The truth is, the patterns on interaction that make or break marriages is still a mystery to most of us. And much of the marital advice that permeates the popular media, whether it works or doesn’t, has only the frailest of foundations. Our common perception of successful marriage almost always portrays couple’s who listen respectfully and empathize with each other’s point of view. They don’t interrupt much and if neither can persuade the other, they negotiate a workable compromise. Not that this couple doesn’t argue. They do, but their arguments seldom become heated. When they disagree, they recognize conflicts, then address them calmly before they degenerate into shouting matches. It is often believed that either a lot of fighting or no fighting at all are signs of a marriage on the rocks. Whichever it is, fighting or no fighting at all, couples have come to believe they must uncover and “hash out” their differences, then come to a compromise so they can achieve the ideal balance. The idea that the only truly satisfying marriage is cast in this mold is wrong. It is not whether couples fight all the time or never fight at all, but the way they resolve conflicts and the overall quality of their emotional interactions.

Marriage in the Real World
Certain marriages that would seem doomed to failure are actually quite successful. Perhaps the most classic example of the presumably endangered marriage is the volatile type between spouses who apparently live to fight. These couples have intensely emotional marriages, characterized by petty bickering, sarcastic comments, and hair-triggered tempers. Unlike the highly congenial couple that we idolize, these excitable couples do not fight fairly. When they argue, they rarely listen to their mates, and they attempt to force each other to accept their respective points of view. And yet, that these couples engage in a lot more fights than most couples could tolerate does not, of itself, meant hey don’t have good marriages. 
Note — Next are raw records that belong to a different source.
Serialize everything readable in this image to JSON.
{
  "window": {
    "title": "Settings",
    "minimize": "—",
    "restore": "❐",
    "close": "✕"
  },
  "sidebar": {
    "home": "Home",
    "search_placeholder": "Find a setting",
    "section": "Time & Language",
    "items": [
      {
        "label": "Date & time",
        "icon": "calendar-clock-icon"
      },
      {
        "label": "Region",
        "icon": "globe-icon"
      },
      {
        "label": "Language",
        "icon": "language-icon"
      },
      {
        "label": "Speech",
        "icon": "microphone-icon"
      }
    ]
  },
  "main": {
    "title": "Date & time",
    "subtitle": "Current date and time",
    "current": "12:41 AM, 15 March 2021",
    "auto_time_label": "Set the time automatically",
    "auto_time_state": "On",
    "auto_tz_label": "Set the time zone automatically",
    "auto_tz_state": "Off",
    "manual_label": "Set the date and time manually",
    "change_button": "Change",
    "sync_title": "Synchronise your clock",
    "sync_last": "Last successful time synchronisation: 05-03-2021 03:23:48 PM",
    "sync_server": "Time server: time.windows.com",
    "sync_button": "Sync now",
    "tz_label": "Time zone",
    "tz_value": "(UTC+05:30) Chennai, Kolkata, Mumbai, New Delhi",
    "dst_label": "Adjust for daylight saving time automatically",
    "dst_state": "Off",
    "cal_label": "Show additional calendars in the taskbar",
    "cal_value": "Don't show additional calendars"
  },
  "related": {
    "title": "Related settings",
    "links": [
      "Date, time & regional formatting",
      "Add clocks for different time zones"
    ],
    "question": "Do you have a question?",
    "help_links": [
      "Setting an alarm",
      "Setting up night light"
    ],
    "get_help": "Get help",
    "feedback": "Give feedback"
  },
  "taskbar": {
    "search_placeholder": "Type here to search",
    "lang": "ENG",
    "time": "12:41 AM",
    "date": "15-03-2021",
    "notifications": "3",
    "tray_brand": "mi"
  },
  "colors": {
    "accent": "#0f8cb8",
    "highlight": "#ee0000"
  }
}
At the opposite end of the spectrum are the couples who “cannot stand fighting.” These couples are likely to conclude that although conflict exits, it is not as important as the many areas of common agreement they do share. They simply agree to disagree, and then drop the subject. Nonetheless, like the volatile couples, conflict avoiding pairs also have a very good chance at making and keeping a healthy and solid marriage for life, despite the fact that they do not follow the marital “rules” implied in our television culture. 

Ingredients for Success in Marriage
In solid and satisfying marriages, couple are inclined to be deeply involved and frequently dramatic. Because the spouses tend to be passionate, their relationship, when it is satisfying, can be much more exciting and intimate than the marriages of less emotionally engaged people. Recognizing disagreement and engaging in it, helps couples cope with difficult issues, while enriching and stimulating both of them. Anger, when directed at a particular issue and expressed without contempt or global criticism, is healthy, and perhaps even necessary. 

Partners who work together in managing everyday responsibilities, but also experience occasional storms in their relationship, and likely to be more happily engaged and involved in their marriages than those who don’t. They are also less lonely, less stressed and less likely to suffer from serious health problems. Clearly, what is indicated here is not the fabulous, curative powers of doing housework together, but the mutual and supportive engagement of spouses in a good marriage. It is the balance between positive and negative emotional interactions in a marriage that determines it’s well-being. The good moments of mutual pleasure, passion, humor, support and kindness outweigh the bad moments of criticism, anger and defensiveness.